** Opening Data for review block **
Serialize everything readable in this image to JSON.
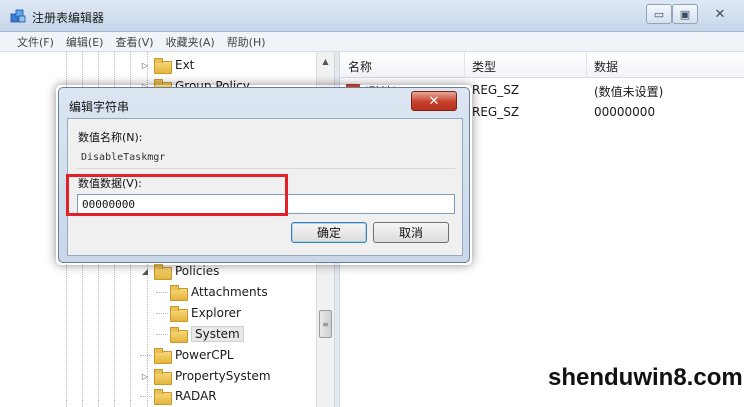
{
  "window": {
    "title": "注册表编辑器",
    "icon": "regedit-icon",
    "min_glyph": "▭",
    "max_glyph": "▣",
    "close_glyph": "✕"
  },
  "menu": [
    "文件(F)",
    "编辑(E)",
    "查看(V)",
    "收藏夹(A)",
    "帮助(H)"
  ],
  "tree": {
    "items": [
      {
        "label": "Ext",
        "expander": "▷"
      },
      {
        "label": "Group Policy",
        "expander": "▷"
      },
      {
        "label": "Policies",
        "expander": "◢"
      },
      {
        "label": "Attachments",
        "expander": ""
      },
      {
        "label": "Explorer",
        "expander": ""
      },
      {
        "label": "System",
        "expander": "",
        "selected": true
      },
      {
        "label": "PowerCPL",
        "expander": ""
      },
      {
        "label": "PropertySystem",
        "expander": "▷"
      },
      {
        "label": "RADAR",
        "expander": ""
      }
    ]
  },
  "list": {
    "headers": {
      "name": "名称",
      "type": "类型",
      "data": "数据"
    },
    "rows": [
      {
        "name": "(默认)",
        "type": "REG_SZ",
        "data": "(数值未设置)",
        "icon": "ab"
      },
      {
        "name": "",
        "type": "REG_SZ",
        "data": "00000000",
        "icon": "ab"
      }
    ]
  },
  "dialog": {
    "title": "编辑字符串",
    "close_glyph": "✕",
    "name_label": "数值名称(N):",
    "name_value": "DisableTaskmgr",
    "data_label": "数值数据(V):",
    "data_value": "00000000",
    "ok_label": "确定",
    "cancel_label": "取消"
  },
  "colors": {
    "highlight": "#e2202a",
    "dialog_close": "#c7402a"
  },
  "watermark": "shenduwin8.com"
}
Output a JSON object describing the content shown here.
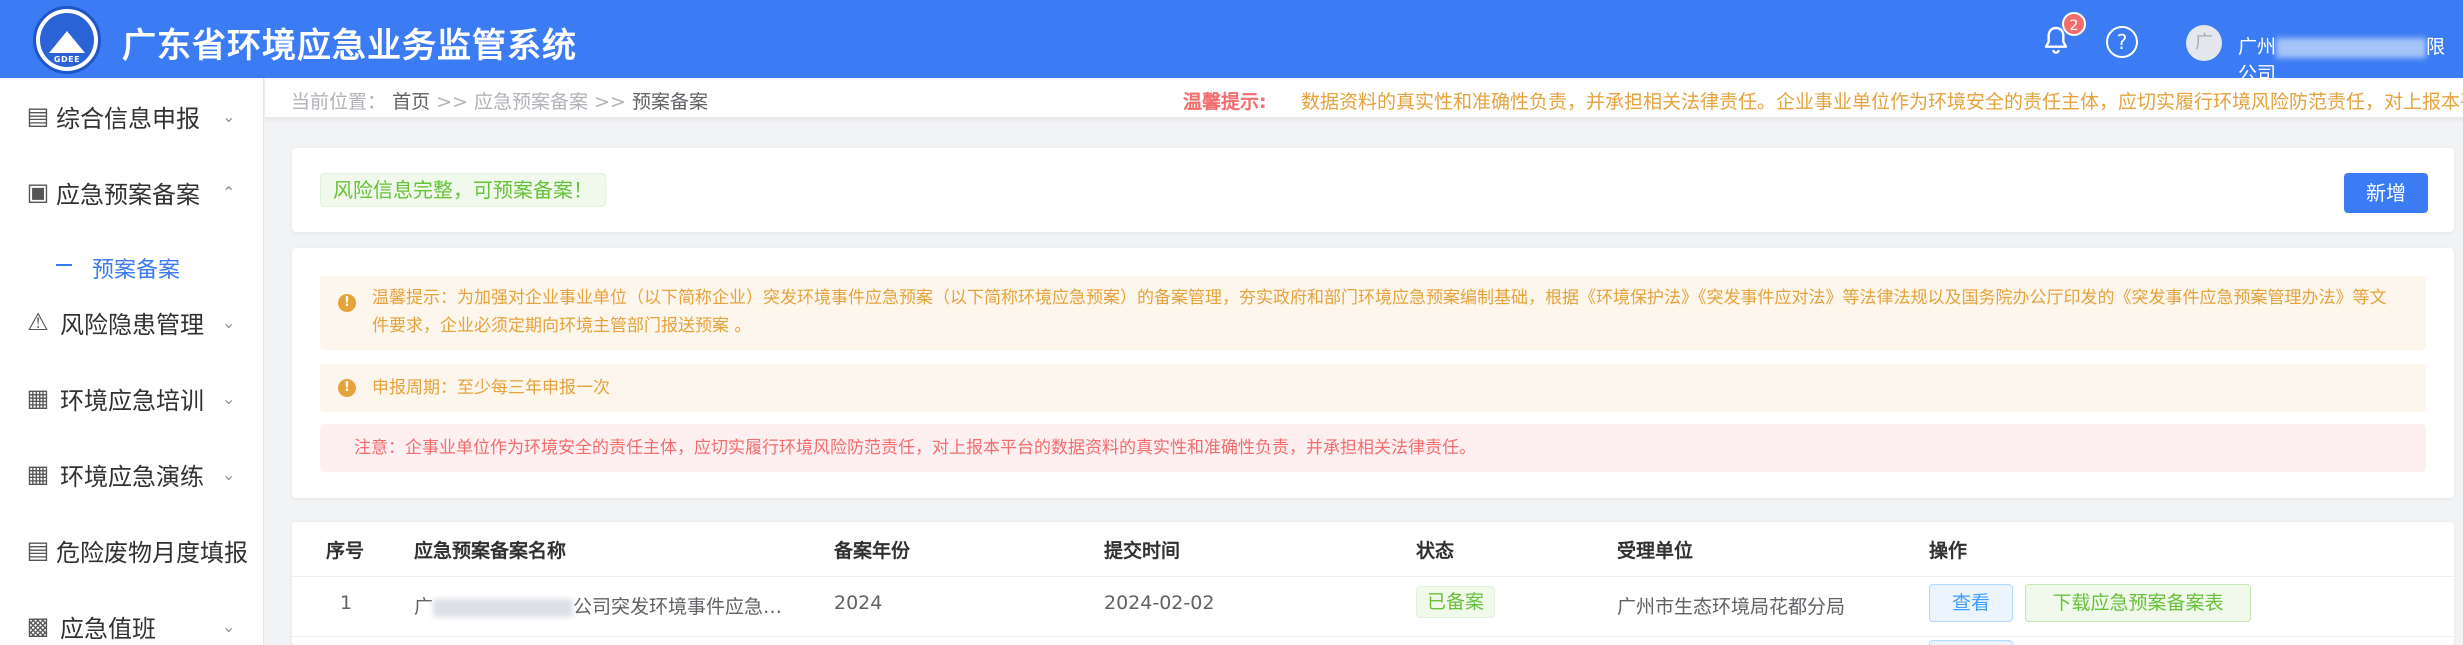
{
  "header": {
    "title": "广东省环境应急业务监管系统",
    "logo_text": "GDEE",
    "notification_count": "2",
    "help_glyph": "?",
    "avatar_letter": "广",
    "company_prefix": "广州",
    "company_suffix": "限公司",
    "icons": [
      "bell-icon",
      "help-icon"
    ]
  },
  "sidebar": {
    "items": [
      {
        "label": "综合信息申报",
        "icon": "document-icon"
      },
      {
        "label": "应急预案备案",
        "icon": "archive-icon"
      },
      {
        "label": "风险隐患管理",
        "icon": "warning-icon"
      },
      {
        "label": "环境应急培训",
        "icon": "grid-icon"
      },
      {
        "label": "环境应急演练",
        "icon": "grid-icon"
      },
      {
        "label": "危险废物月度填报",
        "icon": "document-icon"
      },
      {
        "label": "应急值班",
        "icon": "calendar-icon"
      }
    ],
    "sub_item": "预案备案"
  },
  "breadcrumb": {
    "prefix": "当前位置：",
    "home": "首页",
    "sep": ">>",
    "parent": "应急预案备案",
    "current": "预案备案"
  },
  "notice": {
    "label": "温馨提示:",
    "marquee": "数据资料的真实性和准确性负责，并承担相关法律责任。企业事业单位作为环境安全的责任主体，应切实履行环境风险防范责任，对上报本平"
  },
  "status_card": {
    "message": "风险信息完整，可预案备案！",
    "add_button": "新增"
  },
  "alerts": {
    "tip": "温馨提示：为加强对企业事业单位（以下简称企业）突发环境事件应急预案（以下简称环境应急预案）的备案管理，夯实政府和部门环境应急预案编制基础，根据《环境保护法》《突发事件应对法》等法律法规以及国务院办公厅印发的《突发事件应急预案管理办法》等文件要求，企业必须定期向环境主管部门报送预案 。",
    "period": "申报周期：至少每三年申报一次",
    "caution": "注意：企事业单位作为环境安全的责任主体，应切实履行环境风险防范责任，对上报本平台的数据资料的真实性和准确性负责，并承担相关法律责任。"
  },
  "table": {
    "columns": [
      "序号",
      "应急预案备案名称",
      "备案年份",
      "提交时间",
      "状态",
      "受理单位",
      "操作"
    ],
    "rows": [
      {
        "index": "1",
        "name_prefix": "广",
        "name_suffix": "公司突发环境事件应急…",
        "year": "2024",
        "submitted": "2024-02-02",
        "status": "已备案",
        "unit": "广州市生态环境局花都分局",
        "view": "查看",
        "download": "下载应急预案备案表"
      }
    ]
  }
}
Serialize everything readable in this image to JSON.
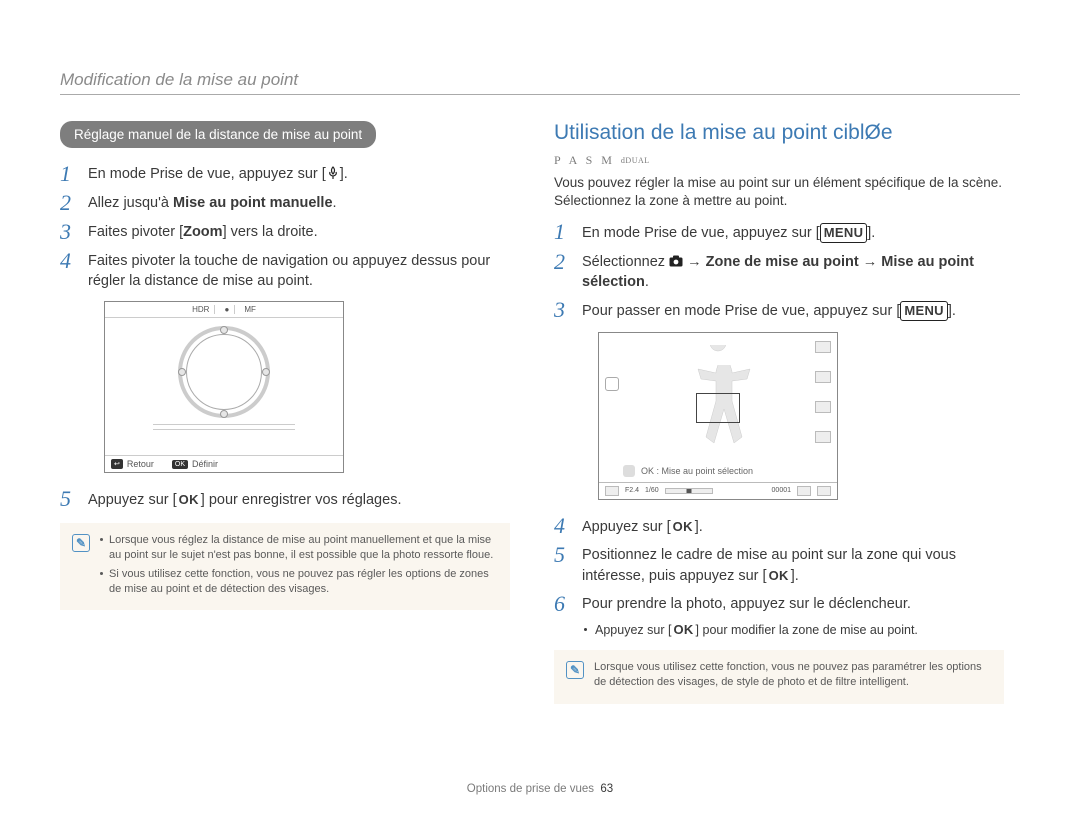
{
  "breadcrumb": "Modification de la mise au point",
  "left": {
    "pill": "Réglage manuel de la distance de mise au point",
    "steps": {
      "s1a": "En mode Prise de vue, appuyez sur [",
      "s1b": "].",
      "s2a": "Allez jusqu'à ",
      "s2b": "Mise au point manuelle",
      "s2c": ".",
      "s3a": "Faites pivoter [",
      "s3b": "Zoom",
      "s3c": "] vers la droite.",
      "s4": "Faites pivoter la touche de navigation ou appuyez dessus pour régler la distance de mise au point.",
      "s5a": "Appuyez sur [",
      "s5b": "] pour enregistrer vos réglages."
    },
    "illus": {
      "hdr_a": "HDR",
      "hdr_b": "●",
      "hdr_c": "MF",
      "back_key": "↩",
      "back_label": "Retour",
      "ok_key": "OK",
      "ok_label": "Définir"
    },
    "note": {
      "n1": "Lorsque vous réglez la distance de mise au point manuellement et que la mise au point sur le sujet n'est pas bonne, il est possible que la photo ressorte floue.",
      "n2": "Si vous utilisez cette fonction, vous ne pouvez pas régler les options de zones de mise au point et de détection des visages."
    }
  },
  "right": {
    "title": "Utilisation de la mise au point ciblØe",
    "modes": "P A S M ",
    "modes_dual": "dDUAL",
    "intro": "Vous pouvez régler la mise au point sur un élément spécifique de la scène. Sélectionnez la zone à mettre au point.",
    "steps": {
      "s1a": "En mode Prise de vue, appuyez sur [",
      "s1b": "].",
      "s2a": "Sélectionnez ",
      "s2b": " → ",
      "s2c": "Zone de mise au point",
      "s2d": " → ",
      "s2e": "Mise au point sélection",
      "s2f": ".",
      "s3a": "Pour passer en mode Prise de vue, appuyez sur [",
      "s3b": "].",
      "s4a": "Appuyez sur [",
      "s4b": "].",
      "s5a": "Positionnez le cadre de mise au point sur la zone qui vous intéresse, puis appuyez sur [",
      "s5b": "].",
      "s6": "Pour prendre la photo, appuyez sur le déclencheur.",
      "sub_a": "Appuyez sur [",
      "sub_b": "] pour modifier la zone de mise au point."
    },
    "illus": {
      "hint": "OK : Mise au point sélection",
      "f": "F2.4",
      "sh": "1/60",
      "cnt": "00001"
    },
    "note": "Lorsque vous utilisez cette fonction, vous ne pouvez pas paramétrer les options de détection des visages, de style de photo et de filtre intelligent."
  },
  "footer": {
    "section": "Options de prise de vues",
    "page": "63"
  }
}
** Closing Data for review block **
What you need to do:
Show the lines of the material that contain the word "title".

Final answer:
    "title": "注册表编辑器",
    "title": "编辑字符串",
    "title": "广东省环境应急业务监管系统",
    "title": "Utilisation de la mise au point ciblØe",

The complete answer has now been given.